I’m enjoying watching Rodney Hide and ACT get a good kicking. They deserve it.
Rodney Hide’s political hypocrisy and poverty of leadership ability have been obvious for all too long. He will forever be the perk buster who couldn’t wait to get his own hands on the till, remembering Hide and his partner’s “work” trips to Europe and Hawaii.
Perk buster gone wild.
Now the egotistical Hide is reaping what he sowed. He has selfishly torn the ACT Party in half and may very well have ruined his own political career.
No wonder arch-nemeses Winston Peters was smiling on his visit to Victoria University:
Asked if he would consider joining a National-ACT coalition if his party got enough votes next year he said; “That’s not going to be a possibility at the next election.”
Mr Hide’s party would “slide apart” following the conflict exposed by the dumping of Ms Roy and his reluctance to account for it, he predicted.
But does Peters have another reason for an ear to ear grin? Who really wins from ACT’s demise? National of course will gossip and whisper around the Beehive “National wins of course. ACT’s vote has nowhere else to go“. Right?
If ACT does go down in a ball of flames, the centre of political gravity is bound to re-align. And the common left-right political spectrum lacks the depth needed to explain such a complicated shift.
The way “the demise” will effect voting patterns will depend on many factors: How badly will ACT’s problems damage the government as a whole? What demographics currently support ACT? Will the opposition manage to turn this into an issue to hit the government around the head with? How do ACT’s core liberal voters feel about Key’s support for Rodney Hide over Heather Roy?
The result of all of those factors may be debatable. Yet they are clearly all significant.
My guess is, I predict this episode will damage the government. And if obliterated, ACT’s support would splinter between National (the Hide supporters), NZ First (the hang em high supporters), and the non-voters/libertarians (the economic purists). At current polling that’s little more than 0.75% max each way.
If that were the case. That’s 0.75% for National, 0.75% for NZ First, and 0.75% lost. With the loss of ACT in the House, who is more likely to benefit from their marginal gain? National or NZ First?
National certainly wouldn’t need any more support to reach the 5% threshold. And the loss of ACT in Parliament means no one on the right to help get neo-liberal legislation through.

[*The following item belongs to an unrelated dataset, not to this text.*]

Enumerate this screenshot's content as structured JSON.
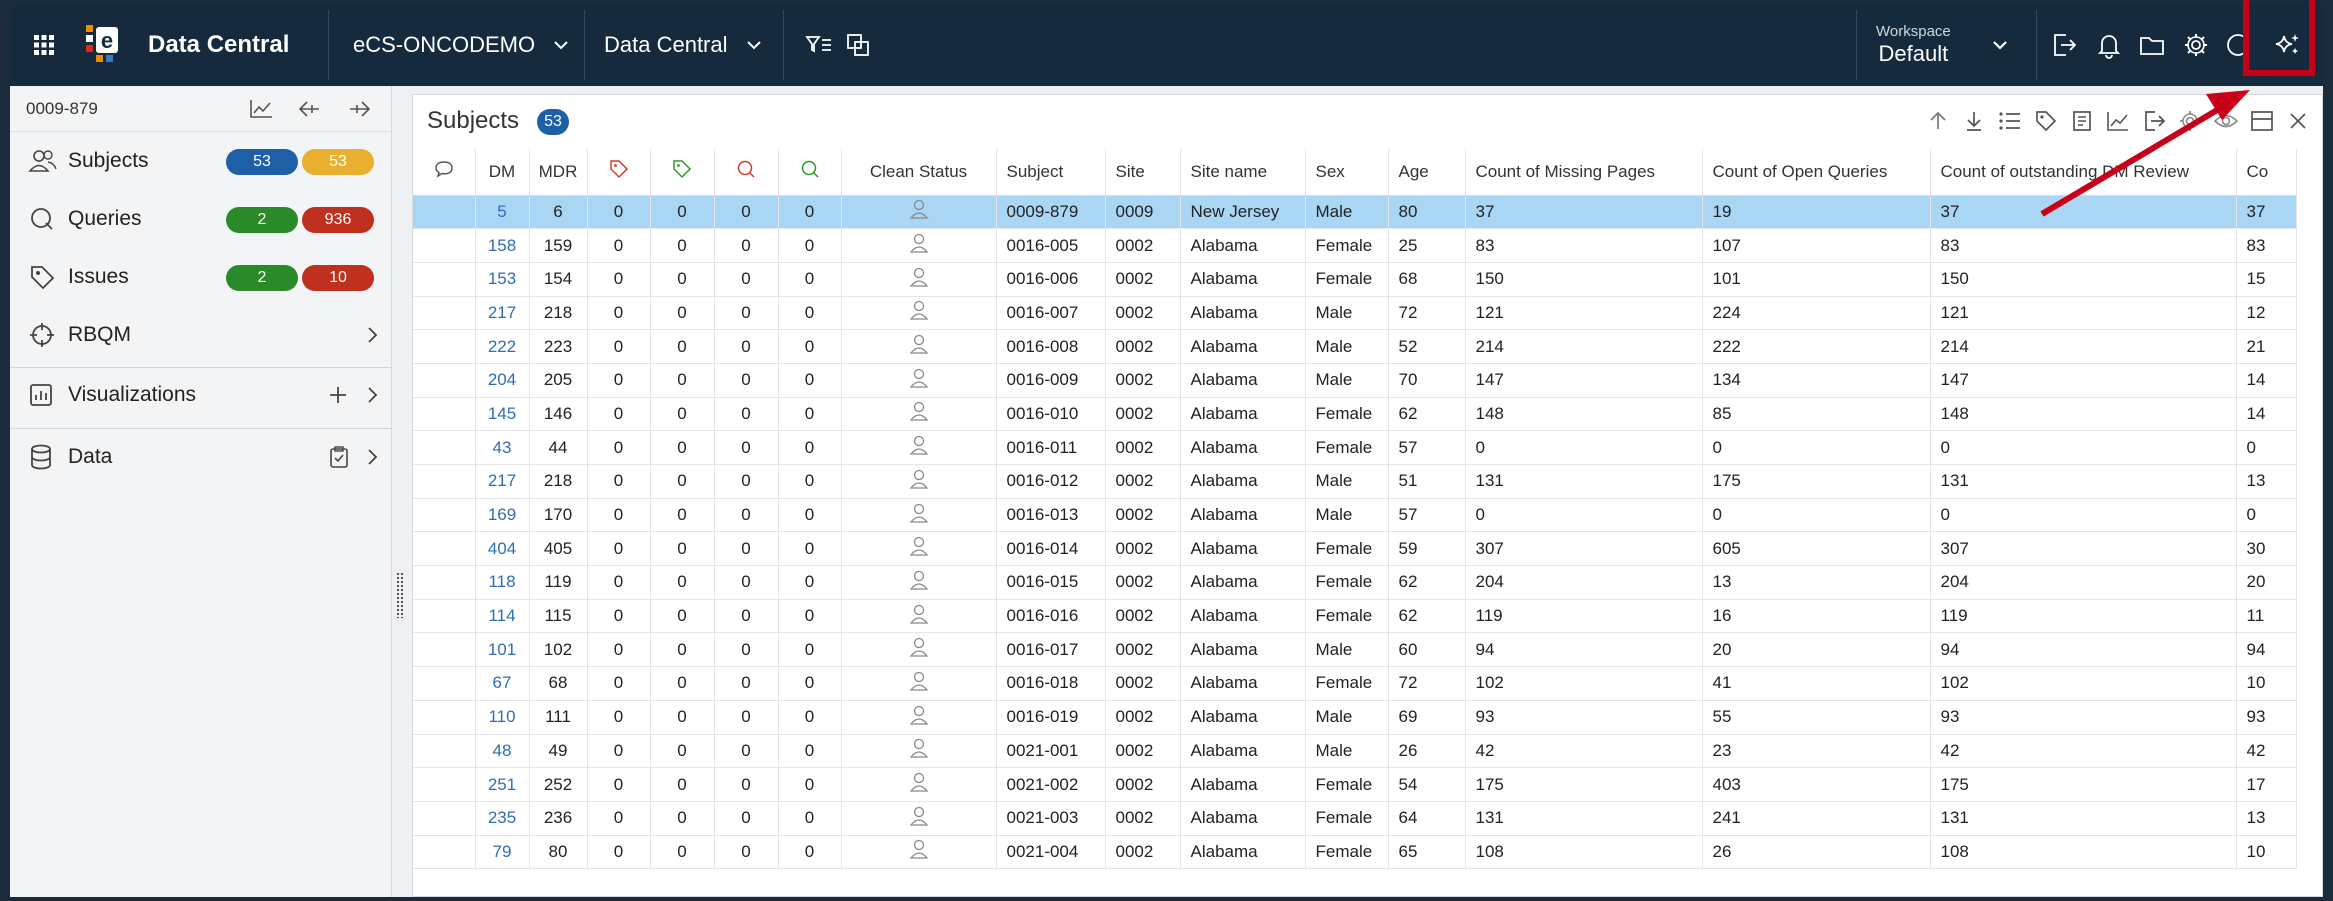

Of course those figures are abstract and are drawn from generalised premises. But I hope merely to have illustrated the point of the factors at play and who might really seek to gain the most from recent events. Because it won’t be the economic neo-liberals.